* _Problem to work on_: Entries in the following listing are to be copied exactly as they stand.

* _Records for the task_:

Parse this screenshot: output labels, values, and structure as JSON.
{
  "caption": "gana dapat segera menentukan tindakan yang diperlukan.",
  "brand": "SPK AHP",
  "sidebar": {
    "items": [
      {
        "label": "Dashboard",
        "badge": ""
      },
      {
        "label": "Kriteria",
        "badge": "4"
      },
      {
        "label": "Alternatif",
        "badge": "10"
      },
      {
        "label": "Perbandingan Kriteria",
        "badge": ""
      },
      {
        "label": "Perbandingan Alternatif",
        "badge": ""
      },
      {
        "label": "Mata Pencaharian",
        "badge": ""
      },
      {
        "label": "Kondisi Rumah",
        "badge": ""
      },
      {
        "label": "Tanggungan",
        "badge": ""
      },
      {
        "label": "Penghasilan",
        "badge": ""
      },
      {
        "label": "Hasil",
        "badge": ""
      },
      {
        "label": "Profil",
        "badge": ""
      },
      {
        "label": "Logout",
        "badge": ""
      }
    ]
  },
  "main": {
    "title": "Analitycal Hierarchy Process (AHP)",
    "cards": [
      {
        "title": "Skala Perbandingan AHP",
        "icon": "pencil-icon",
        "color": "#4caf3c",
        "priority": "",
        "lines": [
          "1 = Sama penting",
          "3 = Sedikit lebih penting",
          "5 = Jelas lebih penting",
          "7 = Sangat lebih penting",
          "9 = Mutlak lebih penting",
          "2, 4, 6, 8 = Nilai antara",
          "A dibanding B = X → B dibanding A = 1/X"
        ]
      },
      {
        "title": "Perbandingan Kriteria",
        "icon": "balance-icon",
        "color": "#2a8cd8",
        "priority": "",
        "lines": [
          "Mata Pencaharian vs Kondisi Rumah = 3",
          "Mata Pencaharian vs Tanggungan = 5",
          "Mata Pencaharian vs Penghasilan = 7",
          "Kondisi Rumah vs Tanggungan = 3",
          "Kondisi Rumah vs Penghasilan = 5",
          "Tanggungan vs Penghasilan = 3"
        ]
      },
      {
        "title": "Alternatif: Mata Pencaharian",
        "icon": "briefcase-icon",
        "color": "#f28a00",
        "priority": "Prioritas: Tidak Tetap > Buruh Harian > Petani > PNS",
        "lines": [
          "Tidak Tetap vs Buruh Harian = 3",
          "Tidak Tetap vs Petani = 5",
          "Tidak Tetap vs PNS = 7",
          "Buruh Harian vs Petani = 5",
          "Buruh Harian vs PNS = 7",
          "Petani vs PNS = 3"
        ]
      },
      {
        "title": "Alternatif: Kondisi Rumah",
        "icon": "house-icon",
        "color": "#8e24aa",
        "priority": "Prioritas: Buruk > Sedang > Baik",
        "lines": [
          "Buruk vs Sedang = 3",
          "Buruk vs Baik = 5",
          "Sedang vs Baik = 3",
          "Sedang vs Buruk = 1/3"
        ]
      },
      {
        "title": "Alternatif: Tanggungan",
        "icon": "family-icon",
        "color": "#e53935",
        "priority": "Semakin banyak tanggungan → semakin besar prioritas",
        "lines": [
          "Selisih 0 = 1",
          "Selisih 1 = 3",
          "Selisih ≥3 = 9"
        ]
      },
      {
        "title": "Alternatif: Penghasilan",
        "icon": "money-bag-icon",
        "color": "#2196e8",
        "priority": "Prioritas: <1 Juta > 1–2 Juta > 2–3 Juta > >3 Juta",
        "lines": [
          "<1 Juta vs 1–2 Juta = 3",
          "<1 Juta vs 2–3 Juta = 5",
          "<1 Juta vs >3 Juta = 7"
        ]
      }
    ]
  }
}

* _Result_:
Parse this screenshot: output labels, values, and structure as JSON.
{
  "caption": "gana dapat segera menentukan tindakan yang diperlukan.",
  "brand": "SPK AHP",
  "sidebar": {
    "items": [
      {
        "label": "Dashboard",
        "badge": ""
      },
      {
        "label": "Kriteria",
        "badge": "4"
      },
      {
        "label": "Alternatif",
        "badge": "10"
      },
      {
        "label": "Perbandingan Kriteria",
        "badge": ""
      },
      {
        "label": "Perbandingan Alternatif",
        "badge": ""
      },
      {
        "label": "Mata Pencaharian",
        "badge": ""
      },
      {
        "label": "Kondisi Rumah",
        "badge": ""
      },
      {
        "label": "Tanggungan",
        "badge": ""
      },
      {
        "label": "Penghasilan",
        "badge": ""
      },
      {
        "label": "Hasil",
        "badge": ""
      },
      {
        "label": "Profil",
        "badge": ""
      },
      {
        "label": "Logout",
        "badge": ""
      }
    ]
  },
  "main": {
    "title": "Analitycal Hierarchy Process (AHP)",
    "cards": [
      {
        "title": "Skala Perbandingan AHP",
        "icon": "pencil-icon",
        "color": "#4caf3c",
        "priority": "",
        "lines": [
          "1 = Sama penting",
          "3 = Sedikit lebih penting",
          "5 = Jelas lebih penting",
          "7 = Sangat lebih penting",
          "9 = Mutlak lebih penting",
          "2, 4, 6, 8 = Nilai antara",
          "A dibanding B = X → B dibanding A = 1/X"
        ]
      },
      {
        "title": "Perbandingan Kriteria",
        "icon": "balance-icon",
        "color": "#2a8cd8",
        "priority": "",
        "lines": [
          "Mata Pencaharian vs Kondisi Rumah = 3",
          "Mata Pencaharian vs Tanggungan = 5",
          "Mata Pencaharian vs Penghasilan = 7",
          "Kondisi Rumah vs Tanggungan = 3",
          "Kondisi Rumah vs Penghasilan = 5",
          "Tanggungan vs Penghasilan = 3"
        ]
      },
      {
        "title": "Alternatif: Mata Pencaharian",
        "icon": "briefcase-icon",
        "color": "#f28a00",
        "priority": "Prioritas: Tidak Tetap > Buruh Harian > Petani > PNS",
        "lines": [
          "Tidak Tetap vs Buruh Harian = 3",
          "Tidak Tetap vs Petani = 5",
          "Tidak Tetap vs PNS = 7",
          "Buruh Harian vs Petani = 5",
          "Buruh Harian vs PNS = 7",
          "Petani vs PNS = 3"
        ]
      },
      {
        "title": "Alternatif: Kondisi Rumah",
        "icon": "house-icon",
        "color": "#8e24aa",
        "priority": "Prioritas: Buruk > Sedang > Baik",
        "lines": [
          "Buruk vs Sedang = 3",
          "Buruk vs Baik = 5",
          "Sedang vs Baik = 3",
          "Sedang vs Buruk = 1/3"
        ]
      },
      {
        "title": "Alternatif: Tanggungan",
        "icon": "family-icon",
        "color": "#e53935",
        "priority": "Semakin banyak tanggungan → semakin besar prioritas",
        "lines": [
          "Selisih 0 = 1",
          "Selisih 1 = 3",
          "Selisih ≥3 = 9"
        ]
      },
      {
        "title": "Alternatif: Penghasilan",
        "icon": "money-bag-icon",
        "color": "#2196e8",
        "priority": "Prioritas: <1 Juta > 1–2 Juta > 2–3 Juta > >3 Juta",
        "lines": [
          "<1 Juta vs 1–2 Juta = 3",
          "<1 Juta vs 2–3 Juta = 5",
          "<1 Juta vs >3 Juta = 7"
        ]
      }
    ]
  }
}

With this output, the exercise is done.